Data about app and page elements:

%%

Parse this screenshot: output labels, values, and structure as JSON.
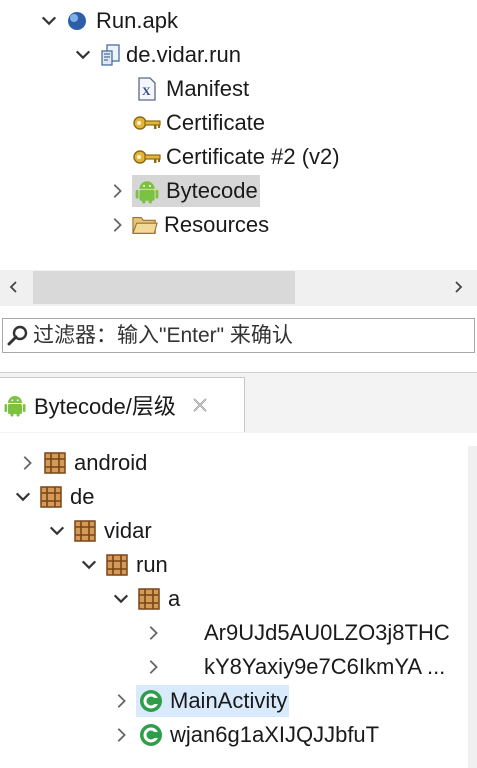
{
  "top_tree": {
    "apk": "Run.apk",
    "package": "de.vidar.run",
    "manifest": "Manifest",
    "cert1": "Certificate",
    "cert2": "Certificate #2 (v2)",
    "bytecode": "Bytecode",
    "resources": "Resources"
  },
  "filter": {
    "placeholder": "过滤器：输入\"Enter\" 来确认"
  },
  "tab": {
    "title": "Bytecode/层级"
  },
  "bytecode_tree": {
    "android": "android",
    "de": "de",
    "vidar": "vidar",
    "run": "run",
    "a": "a",
    "class1": "Ar9UJd5AU0LZO3j8THC",
    "class2": "kY8Yaxiy9e7C6IkmYA ...",
    "main": "MainActivity",
    "other": "wjan6g1aXIJQJJbfuT"
  },
  "colors": {
    "selection_gray": "#d6d6d6",
    "selection_blue": "#d8eafc",
    "android_green": "#7cc242",
    "class_green": "#2e9e4a",
    "package_brown": "#a3652d"
  }
}
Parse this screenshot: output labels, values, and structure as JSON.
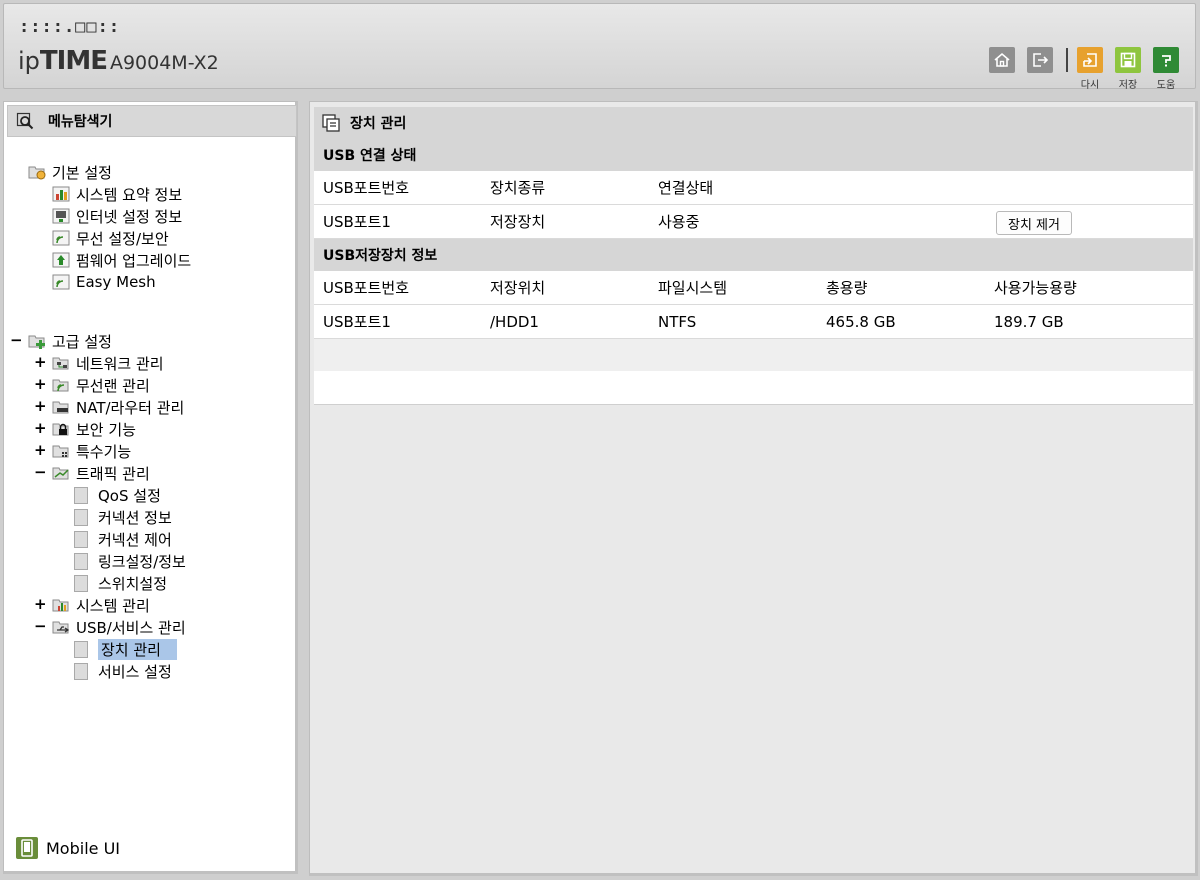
{
  "header": {
    "brand_dots": "::::.□□::",
    "logo_ip": "ip",
    "logo_time": "TIME",
    "model": "A9004M-X2",
    "buttons": {
      "reload": "다시",
      "save": "저장",
      "help": "도움"
    },
    "colors": {
      "reload": "#e7a12e",
      "save": "#8ec53e",
      "help": "#2f8a35"
    }
  },
  "sidebar": {
    "title": "메뉴탐색기",
    "basic": {
      "label": "기본 설정",
      "items": [
        "시스템 요약 정보",
        "인터넷 설정 정보",
        "무선 설정/보안",
        "펌웨어 업그레이드",
        "Easy Mesh"
      ]
    },
    "advanced": {
      "label": "고급 설정",
      "items": [
        "네트워크 관리",
        "무선랜 관리",
        "NAT/라우터 관리",
        "보안 기능",
        "특수기능",
        "트래픽 관리"
      ],
      "traffic_children": [
        "QoS 설정",
        "커넥션 정보",
        "커넥션 제어",
        "링크설정/정보",
        "스위치설정"
      ],
      "system": "시스템 관리",
      "usb": "USB/서비스 관리",
      "usb_children": [
        "장치 관리",
        "서비스 설정"
      ]
    },
    "mobile": "Mobile UI",
    "selected_color": "#aac6e8"
  },
  "main": {
    "title": "장치 관리",
    "usb_status": {
      "section": "USB 연결 상태",
      "headers": [
        "USB포트번호",
        "장치종류",
        "연결상태"
      ],
      "rows": [
        {
          "port": "USB포트1",
          "type": "저장장치",
          "status": "사용중",
          "action": "장치 제거"
        }
      ]
    },
    "storage_info": {
      "section": "USB저장장치 정보",
      "headers": [
        "USB포트번호",
        "저장위치",
        "파일시스템",
        "총용량",
        "사용가능용량"
      ],
      "rows": [
        {
          "port": "USB포트1",
          "location": "/HDD1",
          "fs": "NTFS",
          "total": "465.8 GB",
          "free": "189.7 GB"
        }
      ]
    }
  }
}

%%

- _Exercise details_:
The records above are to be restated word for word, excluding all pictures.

- _Response to the exercise_:
Parse this screenshot: output labels, values, and structure as JSON.
{
  "top_tree": {
    "apk": "Run.apk",
    "package": "de.vidar.run",
    "manifest": "Manifest",
    "cert1": "Certificate",
    "cert2": "Certificate #2 (v2)",
    "bytecode": "Bytecode",
    "resources": "Resources"
  },
  "filter": {
    "placeholder": "过滤器：输入\"Enter\" 来确认"
  },
  "tab": {
    "title": "Bytecode/层级"
  },
  "bytecode_tree": {
    "android": "android",
    "de": "de",
    "vidar": "vidar",
    "run": "run",
    "a": "a",
    "class1": "Ar9UJd5AU0LZO3j8THC",
    "class2": "kY8Yaxiy9e7C6IkmYA ...",
    "main": "MainActivity",
    "other": "wjan6g1aXIJQJJbfuT"
  },
  "colors": {
    "selection_gray": "#d6d6d6",
    "selection_blue": "#d8eafc",
    "android_green": "#7cc242",
    "class_green": "#2e9e4a",
    "package_brown": "#a3652d"
  }
}
Parse this screenshot: output labels, values, and structure as JSON.
{
  "header": {
    "brand_dots": "::::.□□::",
    "logo_ip": "ip",
    "logo_time": "TIME",
    "model": "A9004M-X2",
    "buttons": {
      "reload": "다시",
      "save": "저장",
      "help": "도움"
    },
    "colors": {
      "reload": "#e7a12e",
      "save": "#8ec53e",
      "help": "#2f8a35"
    }
  },
  "sidebar": {
    "title": "메뉴탐색기",
    "basic": {
      "label": "기본 설정",
      "items": [
        "시스템 요약 정보",
        "인터넷 설정 정보",
        "무선 설정/보안",
        "펌웨어 업그레이드",
        "Easy Mesh"
      ]
    },
    "advanced": {
      "label": "고급 설정",
      "items": [
        "네트워크 관리",
        "무선랜 관리",
        "NAT/라우터 관리",
        "보안 기능",
        "특수기능",
        "트래픽 관리"
      ],
      "traffic_children": [
        "QoS 설정",
        "커넥션 정보",
        "커넥션 제어",
        "링크설정/정보",
        "스위치설정"
      ],
      "system": "시스템 관리",
      "usb": "USB/서비스 관리",
      "usb_children": [
        "장치 관리",
        "서비스 설정"
      ]
    },
    "mobile": "Mobile UI",
    "selected_color": "#aac6e8"
  },
  "main": {
    "title": "장치 관리",
    "usb_status": {
      "section": "USB 연결 상태",
      "headers": [
        "USB포트번호",
        "장치종류",
        "연결상태"
      ],
      "rows": [
        {
          "port": "USB포트1",
          "type": "저장장치",
          "status": "사용중",
          "action": "장치 제거"
        }
      ]
    },
    "storage_info": {
      "section": "USB저장장치 정보",
      "headers": [
        "USB포트번호",
        "저장위치",
        "파일시스템",
        "총용량",
        "사용가능용량"
      ],
      "rows": [
        {
          "port": "USB포트1",
          "location": "/HDD1",
          "fs": "NTFS",
          "total": "465.8 GB",
          "free": "189.7 GB"
        }
      ]
    }
  }
}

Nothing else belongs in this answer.